Drilling for oil and training doctors have a long-time horizon. Each requires a decade to have a meaningful impact. President Bush frittered away his eight years opining over OB/GYN's not practicing their love with their patients. Yet, he didn't plan to add one. Bush wanted medical malpractice reform, something the Texas legislature accomplished in 2003.
The Obama administration awoke HHS from its long nap, only to find a projected shortage of 66,000 primary care doctors by 2020 (a mere decade away by the time a bill passes). The Senate Finance Committee (SFC) put doctor training high on its priority list.
They propose a 5% bonus on qualifying payments to primary care doctors. The bonus runs from 2010-2014. It applies to currently practicing doctors and those in residency. How does a 5% bonus makeup the primary care shortfall relative to specialists? It might take a primary care physician from $150,000 to $157,000. That's a drop in the bucket. It also goes away long before 2020.
Busy primary care physicians had to go from seeing 3 patients per hour to 5 to keep their income level under the Bush regime. The government will offer "a modest fee" to doctors for managing non-physicians.
Medicare would reimburse physicians for certain care management activities performed by nurse care managers (or other qualified non-physician professionals, such as diabetes educators). Qualified activities would include providing in-person care assessment and management, coaching, education, and self-management support to patients.
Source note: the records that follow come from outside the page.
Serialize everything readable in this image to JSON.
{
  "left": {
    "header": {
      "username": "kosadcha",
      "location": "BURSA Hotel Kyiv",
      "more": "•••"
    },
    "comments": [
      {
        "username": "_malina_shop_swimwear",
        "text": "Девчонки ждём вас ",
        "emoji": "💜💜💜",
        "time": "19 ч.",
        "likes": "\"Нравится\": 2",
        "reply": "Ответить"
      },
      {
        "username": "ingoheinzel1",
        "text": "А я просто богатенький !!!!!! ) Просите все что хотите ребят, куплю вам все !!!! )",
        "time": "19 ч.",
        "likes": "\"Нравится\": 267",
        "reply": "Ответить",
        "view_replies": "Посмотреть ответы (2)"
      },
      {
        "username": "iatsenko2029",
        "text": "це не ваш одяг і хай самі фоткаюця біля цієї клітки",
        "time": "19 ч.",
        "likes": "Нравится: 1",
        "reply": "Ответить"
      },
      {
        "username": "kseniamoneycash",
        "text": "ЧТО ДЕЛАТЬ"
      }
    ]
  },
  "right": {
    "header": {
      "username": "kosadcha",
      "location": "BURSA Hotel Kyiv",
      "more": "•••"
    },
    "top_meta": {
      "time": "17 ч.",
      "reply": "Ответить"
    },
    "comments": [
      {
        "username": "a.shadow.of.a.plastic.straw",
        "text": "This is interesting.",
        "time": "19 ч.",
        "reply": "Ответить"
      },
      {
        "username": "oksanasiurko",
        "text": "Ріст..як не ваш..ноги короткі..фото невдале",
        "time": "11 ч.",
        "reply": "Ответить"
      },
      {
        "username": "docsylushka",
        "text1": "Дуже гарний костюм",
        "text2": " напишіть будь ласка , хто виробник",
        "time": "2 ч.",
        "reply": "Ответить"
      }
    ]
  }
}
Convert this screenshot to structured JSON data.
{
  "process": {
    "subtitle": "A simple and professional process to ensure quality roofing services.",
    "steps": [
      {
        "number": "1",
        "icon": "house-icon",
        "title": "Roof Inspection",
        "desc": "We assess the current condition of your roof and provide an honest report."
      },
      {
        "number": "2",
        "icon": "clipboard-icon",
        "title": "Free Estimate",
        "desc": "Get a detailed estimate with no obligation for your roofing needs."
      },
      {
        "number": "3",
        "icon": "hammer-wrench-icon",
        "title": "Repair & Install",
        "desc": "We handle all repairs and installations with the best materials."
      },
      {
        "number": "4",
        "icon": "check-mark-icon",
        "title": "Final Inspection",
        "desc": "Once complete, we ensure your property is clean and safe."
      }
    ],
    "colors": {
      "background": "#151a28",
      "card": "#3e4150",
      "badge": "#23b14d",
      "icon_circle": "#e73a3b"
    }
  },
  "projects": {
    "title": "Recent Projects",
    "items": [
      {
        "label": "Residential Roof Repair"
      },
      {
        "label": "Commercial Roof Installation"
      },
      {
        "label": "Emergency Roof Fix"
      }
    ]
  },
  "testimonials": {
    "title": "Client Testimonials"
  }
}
It's a good thing primary care physicians have so much free time. President George W. Bush pushed high deductible health plans so patients could negotiate with doctors over fees. Besides haggling with patients over price, doctors could soon manage non-physicians for a modest fee.
A paltry bonus and added responsibilities won't solve the shortage. What might? The Senate Finance Committee plans to take unused medical residency slots and turn them into primary care or general surgery positions. Hospitals will have three years to fill them.
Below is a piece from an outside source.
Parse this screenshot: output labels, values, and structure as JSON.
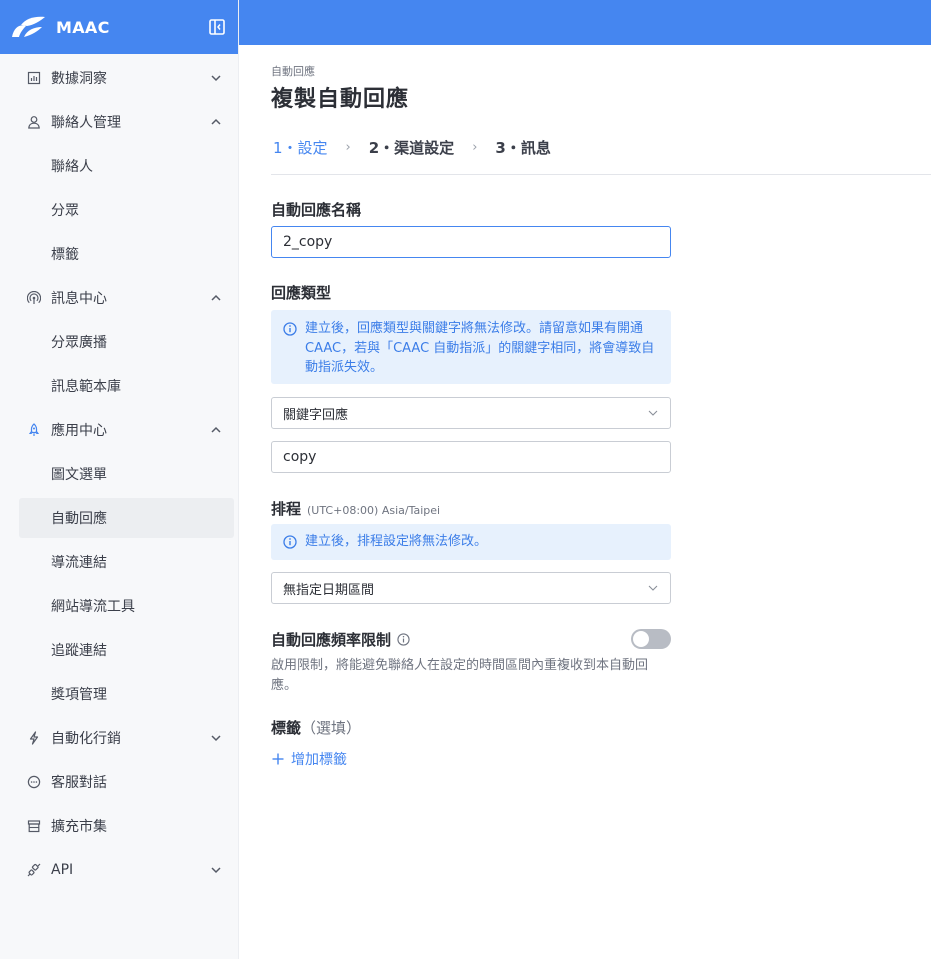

The problem is medical students are choosing specialty care over primary care at a rate of 6 to 4. That's why there are unused residency slots. Forty primary care residency programs disappeared between 1995 & 2006. What happens after the government reshuffles the deck? Who will apply? The SFC document left an out clause. Unused slots can be converted to another specialty.
Physician payments are slated for a 0% and 1% increase the next two years. After that, they fall between -3 and -6% annually through 2014.
As the Senate plan makes no meaningful changes, my guess is America will raid third world health systems for our primary care physicians. European doctors will shy away from America's new private health care explosion, also known as corporafornication.
Medicare will tighten its credentialing and conditions of participation for doctors. How many physicians will offer their finger prints to HHS for billing privileges? How many primary care docs will retire early to avoid the bloody mess? Will it require more than 66,000 predicted?
Health care deform is coming, courtesy of Mad Max Baucus and Crazy Chuck Grassley. It's a shame they don't want to give physicians a good job to do and pay them fairly.